Thyroid nodules are very common and are found in up to 50% of the general population. The likelihood any one nodule is a thyroid cancer is in the range of 6-8%. Thyroid nodules are also found in up to 25% of patients with Graves’ disease, the most common cause of hyperthyroidism. In these patients, there is a much greater frequency of papillary thyroid cancer and may be as high as 42%. Further, papillary thyroid cancer is found in up to 17% of patients who undergo surgery for regardless of whether there is a nodule present. Some studies suggest that papillary thyroid cancer is more aggressive in patients with Graves’ disease, but this is controversial. This study attempts to evaluate the incidence, clinical behavior and outcome of papillary thyroid cancer in patients with Graves’ disease who have undergone surgery.
THE FULL ARTICLE TITLE:
Boutzios G et al. Higher incidence of tall cell variant of papillary thyroid carcinoma in Graves’ disease. Thyroid 2014;24:347-54. Epub September 11, 2013; doi:10.1089/thy.2013.0133.
SUMMARY OF THE STUDY

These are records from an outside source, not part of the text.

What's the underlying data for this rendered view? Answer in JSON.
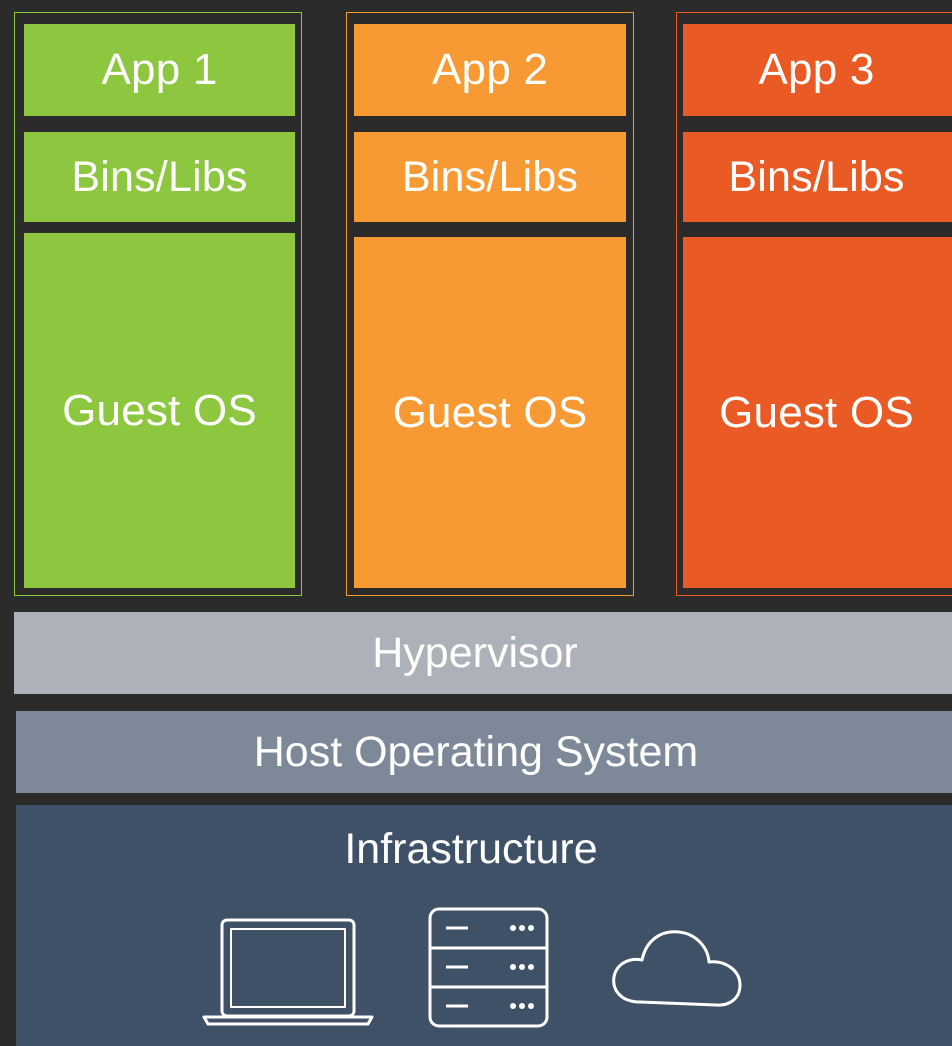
{
  "colors": {
    "background": "#2b2b2b",
    "app1": "#8dc63f",
    "app2": "#f89a33",
    "app3": "#e95a24",
    "hypervisor": "#adb2ba",
    "host_os": "#7d8898",
    "infrastructure": "#3f5167"
  },
  "vms": [
    {
      "app": "App 1",
      "bins": "Bins/Libs",
      "guest": "Guest OS"
    },
    {
      "app": "App 2",
      "bins": "Bins/Libs",
      "guest": "Guest OS"
    },
    {
      "app": "App 3",
      "bins": "Bins/Libs",
      "guest": "Guest OS"
    }
  ],
  "layers": {
    "hypervisor": "Hypervisor",
    "host_os": "Host Operating System",
    "infrastructure": "Infrastructure"
  },
  "icons": [
    "laptop-icon",
    "server-icon",
    "cloud-icon"
  ]
}
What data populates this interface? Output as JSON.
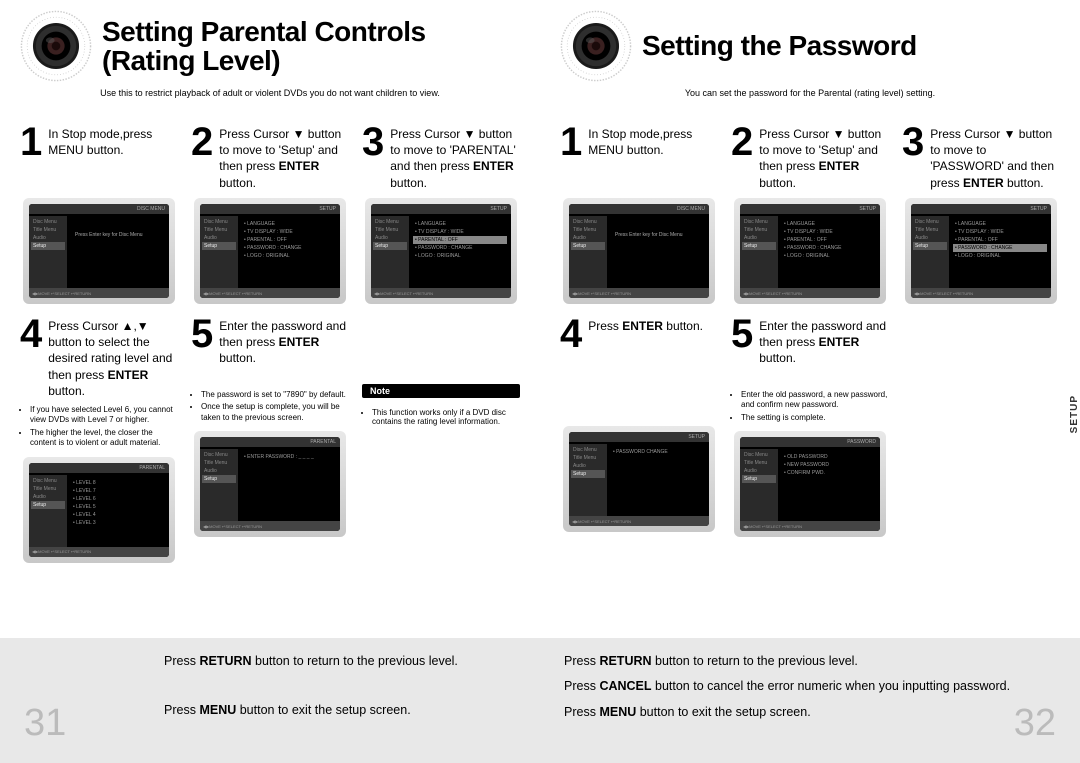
{
  "left": {
    "title": "Setting Parental Controls (Rating Level)",
    "subtitle": "Use this to restrict playback of adult or violent DVDs you do not want children to view.",
    "steps": {
      "s1": {
        "num": "1",
        "text": "In Stop mode,press MENU button."
      },
      "s2": {
        "num": "2",
        "pre": "Press Cursor ▼ button to move to 'Setup' and then press ",
        "bold": "ENTER",
        "post": " button."
      },
      "s3": {
        "num": "3",
        "pre": "Press Cursor ▼ button to move to 'PARENTAL' and then press ",
        "bold": "ENTER",
        "post": " button."
      },
      "s4": {
        "num": "4",
        "pre": "Press Cursor ▲,▼ button to select the desired rating level and then press ",
        "bold": "ENTER",
        "post": " button."
      },
      "s5": {
        "num": "5",
        "pre": "Enter the password and then press ",
        "bold": "ENTER",
        "post": " button."
      }
    },
    "bullets4": [
      "If you have selected Level 6, you cannot view DVDs with Level 7 or higher.",
      "The higher the level, the closer the content is to violent or adult material."
    ],
    "bullets5": [
      "The password is set to \"7890\" by default.",
      "Once the setup is complete, you will be taken to the previous screen."
    ],
    "noteLabel": "Note",
    "noteBullets": [
      "This function works only if a DVD disc contains the rating level information."
    ],
    "footer": {
      "return": "Press RETURN button to return to the previous level.",
      "menu": "Press MENU button to exit the setup screen.",
      "page": "31"
    },
    "screens": {
      "menu": {
        "top": "DISC MENU",
        "side": [
          "Disc Menu",
          "Title Menu",
          "Audio",
          "Setup"
        ],
        "mainText": "Press Enter key for Disc Menu"
      },
      "setup": {
        "top": "SETUP",
        "side": [
          "Disc Menu",
          "Title Menu",
          "Audio",
          "Setup"
        ],
        "items": [
          "LANGUAGE",
          "TV DISPLAY : WIDE",
          "PARENTAL : OFF",
          "PASSWORD : CHANGE",
          "LOGO : ORIGINAL"
        ]
      },
      "parental": {
        "top": "SETUP",
        "side": [
          "Disc Menu",
          "Title Menu",
          "Audio",
          "Setup"
        ],
        "items": [
          "LANGUAGE",
          "TV DISPLAY : WIDE",
          "PARENTAL : OFF",
          "PASSWORD : CHANGE",
          "LOGO : ORIGINAL"
        ],
        "sel": 2
      },
      "levels": {
        "top": "PARENTAL",
        "side": [
          "Disc Menu",
          "Title Menu",
          "Audio",
          "Setup"
        ],
        "items": [
          "LEVEL 8",
          "LEVEL 7",
          "LEVEL 6",
          "LEVEL 5",
          "LEVEL 4",
          "LEVEL 3"
        ]
      },
      "pass": {
        "top": "PARENTAL",
        "side": [
          "Disc Menu",
          "Title Menu",
          "Audio",
          "Setup"
        ],
        "items": [
          "ENTER PASSWORD : _ _ _ _"
        ]
      }
    }
  },
  "right": {
    "title": "Setting the Password",
    "subtitle": "You can set the password for the Parental (rating level) setting.",
    "steps": {
      "s1": {
        "num": "1",
        "text": "In Stop mode,press MENU button."
      },
      "s2": {
        "num": "2",
        "pre": "Press Cursor ▼ button to move to 'Setup' and then press ",
        "bold": "ENTER",
        "post": " button."
      },
      "s3": {
        "num": "3",
        "pre": "Press Cursor ▼ button to move to 'PASSWORD' and then press ",
        "bold": "ENTER",
        "post": " button."
      },
      "s4": {
        "num": "4",
        "pre": "Press ",
        "bold": "ENTER",
        "post": " button."
      },
      "s5": {
        "num": "5",
        "pre": "Enter the password and then press ",
        "bold": "ENTER",
        "post": " button."
      }
    },
    "bullets5": [
      "Enter the old password, a new password, and confirm new password.",
      "The setting is complete."
    ],
    "footer": {
      "return": "Press RETURN button to return to the previous level.",
      "cancel": "Press CANCEL button to cancel the error numeric when you inputting password.",
      "menu": "Press MENU button to exit the setup screen.",
      "page": "32"
    },
    "screens": {
      "menu": {
        "top": "DISC MENU",
        "side": [
          "Disc Menu",
          "Title Menu",
          "Audio",
          "Setup"
        ],
        "mainText": "Press Enter key for Disc Menu"
      },
      "setup": {
        "top": "SETUP",
        "side": [
          "Disc Menu",
          "Title Menu",
          "Audio",
          "Setup"
        ],
        "items": [
          "LANGUAGE",
          "TV DISPLAY : WIDE",
          "PARENTAL : OFF",
          "PASSWORD : CHANGE",
          "LOGO : ORIGINAL"
        ]
      },
      "password": {
        "top": "SETUP",
        "side": [
          "Disc Menu",
          "Title Menu",
          "Audio",
          "Setup"
        ],
        "items": [
          "LANGUAGE",
          "TV DISPLAY : WIDE",
          "PARENTAL : OFF",
          "PASSWORD : CHANGE",
          "LOGO : ORIGINAL"
        ],
        "sel": 3
      },
      "change": {
        "top": "SETUP",
        "side": [
          "Disc Menu",
          "Title Menu",
          "Audio",
          "Setup"
        ],
        "items": [
          "PASSWORD   CHANGE"
        ]
      },
      "newpass": {
        "top": "PASSWORD",
        "side": [
          "Disc Menu",
          "Title Menu",
          "Audio",
          "Setup"
        ],
        "items": [
          "OLD PASSWORD",
          "NEW PASSWORD",
          "CONFIRM PWD."
        ]
      }
    }
  },
  "sideTab": "SETUP",
  "scrBottom": "◀▶MOVE  ↵SELECT  ↩RETURN"
}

The authors reviewed the medical records of 2188 patients who had a thyroidectomy at a single institution in Crete (Greece) over an 8 year period. They recorded demographic, clinical features and pathology findings. The authors compared patients who had papillary thyroid cancer and Graves’ disease to those who had papillary thyroid cancer but no Graves’ disease. A total of 66.7% of cancers were not suspected before surgery. A total of 687 patients that underwent surgery (31.4%) were found to have thyroid cancer. The majority were papillary thyroid cancers (570; 26.1%) and 60% of those were cancers smaller than 1 cm. Spread of the cancer outside the neck were found at the time of diagnosis in 4.9% of patients with papillary thyroid cancer. The overall incidence of papillary thyroid cancer in Graves’ disease was 33.7% as compared with other studies (7%-17%). Patients with papillary thyroid cancer and Graves’ disease were older, had larger thyroid glands and were more likely to have spread of the cancer to the lymph-nodes in the neck at the time of diagnosis. Tall Cell Variant of papillary thyroid cancer (a more aggressive form of cancer) was significantly more common in patients with Graves’ disease. Spread of the cancer to the lymph-nodes in the neck were found in 55% of patients with Tall Cell Variant and Graves’ disease compared to 29% of patients with Tall Cell Variant but not Graves’ disease.
WHAT ARE THE IMPLICATIONS OF THIS STUDY?
An increased risk of thyroid cancer in Graves’ disease has been observed in many studies, particularly when patients with Graves’ disease have thyroid nodules. Because of the high frequency of papillary thyroid cancer and a greater percentage of the more aggressive Tall Cell Variant, prompt and careful evaluation of nodules should be performed in any patient with Graves’ disease.
—M. Regina Castro, MD
ATA THYROID BROCHURE LINKS
Thyroid Nodules: http://www.thyroid.org/what-are-thyroid-nodules
Thyroid cancer: http://www.thyroid.org/cancer-of-the-thyroid-gland
Graves’ disease: http://www.thyroid.org/what-is-graves-disease